Conference finals against Detroit, his 6-7 record in Game 7s--is
to dwell on Cindy Crawford's mole.

Roy was more than great. He was significant. Jacques Plante
popularized the goalie mask, the position's most important
innovation, but Roy, adopting the principles laid out two decades
ago by current Anaheim goalie consultant Francois Allaire, made
the butterfly the predominant goaltending style in the NHL, as
anyone watching the Mighty Ducks' Jean-Sebastien Giguere in the
ongoing Stanley Cup finals can see. (The Devils' Martin Brodeur
once idolized Roy, as did many children in the goalie factory
called Quebec, where Roy grew up, but Brodeur plays a more
stand-up style.) The butterfly, practiced by men padded out to
resemble the Michelin Man, is one element in the NHL's descent
into the Dead Puck era. For years of low-scoring hockey, Roy
probably deserves our dubious thanks.

Last week, when asked what shooters he had most feared during his
18-year career, Roy said, "To be honest with you, there's none."
It's not bragging if you can back it up, and the numbers show
that Roy could.
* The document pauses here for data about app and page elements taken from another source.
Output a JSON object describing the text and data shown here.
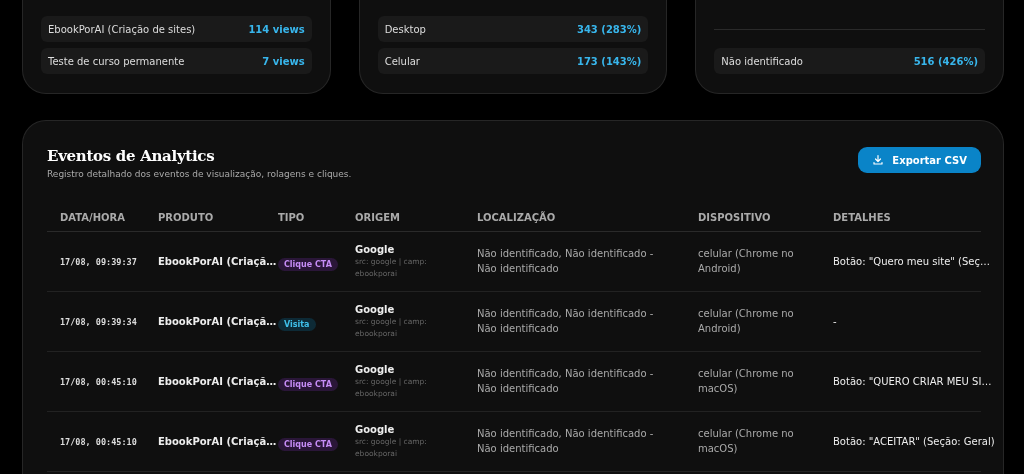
{
  "summary_cards": [
    {
      "rows": [
        {
          "label": "EbookPorAI (Criação de sites)",
          "value": "114 views"
        },
        {
          "label": "Teste de curso permanente",
          "value": "7 views"
        }
      ]
    },
    {
      "rows": [
        {
          "label": "Desktop",
          "value": "343 (283%)"
        },
        {
          "label": "Celular",
          "value": "173 (143%)"
        }
      ]
    },
    {
      "rows": [
        {
          "label": "Não identificado",
          "value": "516 (426%)"
        }
      ]
    }
  ],
  "events": {
    "title": "Eventos de Analytics",
    "subtitle": "Registro detalhado dos eventos de visualização, rolagens e cliques.",
    "export_button": "Exportar CSV",
    "columns": [
      "DATA/HORA",
      "PRODUTO",
      "TIPO",
      "ORIGEM",
      "LOCALIZAÇÃO",
      "DISPOSITIVO",
      "DETALHES"
    ],
    "rows": [
      {
        "datetime": "17/08, 09:39:37",
        "product": "EbookPorAI (Criaçã…",
        "type": {
          "kind": "cta",
          "label": "Clique CTA"
        },
        "origin": "Google",
        "origin_detail": "src: google | camp: ebookporai",
        "location": "Não identificado, Não identificado - Não identificado",
        "device": "celular (Chrome no Android)",
        "details": "Botão: \"Quero meu site\" (Seç…"
      },
      {
        "datetime": "17/08, 09:39:34",
        "product": "EbookPorAI (Criaçã…",
        "type": {
          "kind": "visit",
          "label": "Visita"
        },
        "origin": "Google",
        "origin_detail": "src: google | camp: ebookporai",
        "location": "Não identificado, Não identificado - Não identificado",
        "device": "celular (Chrome no Android)",
        "details": "-"
      },
      {
        "datetime": "17/08, 00:45:10",
        "product": "EbookPorAI (Criaçã…",
        "type": {
          "kind": "cta",
          "label": "Clique CTA"
        },
        "origin": "Google",
        "origin_detail": "src: google | camp: ebookporai",
        "location": "Não identificado, Não identificado - Não identificado",
        "device": "celular (Chrome no macOS)",
        "details": "Botão: \"QUERO CRIAR MEU SI…"
      },
      {
        "datetime": "17/08, 00:45:10",
        "product": "EbookPorAI (Criaçã…",
        "type": {
          "kind": "cta",
          "label": "Clique CTA"
        },
        "origin": "Google",
        "origin_detail": "src: google | camp: ebookporai",
        "location": "Não identificado, Não identificado - Não identificado",
        "device": "celular (Chrome no macOS)",
        "details": "Botão: \"ACEITAR\" (Seção: Geral)"
      }
    ]
  }
}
The man may have skated off, but St. Patrick's
spirit will be there whenever the puck is dropped. --Michael
Farber

COLOR PHOTO: DAVID E. KLUTHO (ROY) PUCK STOPPER Roy never backed down from the league's finest snipers.
COLOR PHOTO: GARY CASKEY/REUTERS [See caption above]

HOLE YARDS PAR R1 R2 R3 R4
OUT
HOLE YARDS PAR R1 R2 R3 R4
IN
Eagle (-2)
Birdie (-1)
Bogey (+1)
Double Bogey (+2)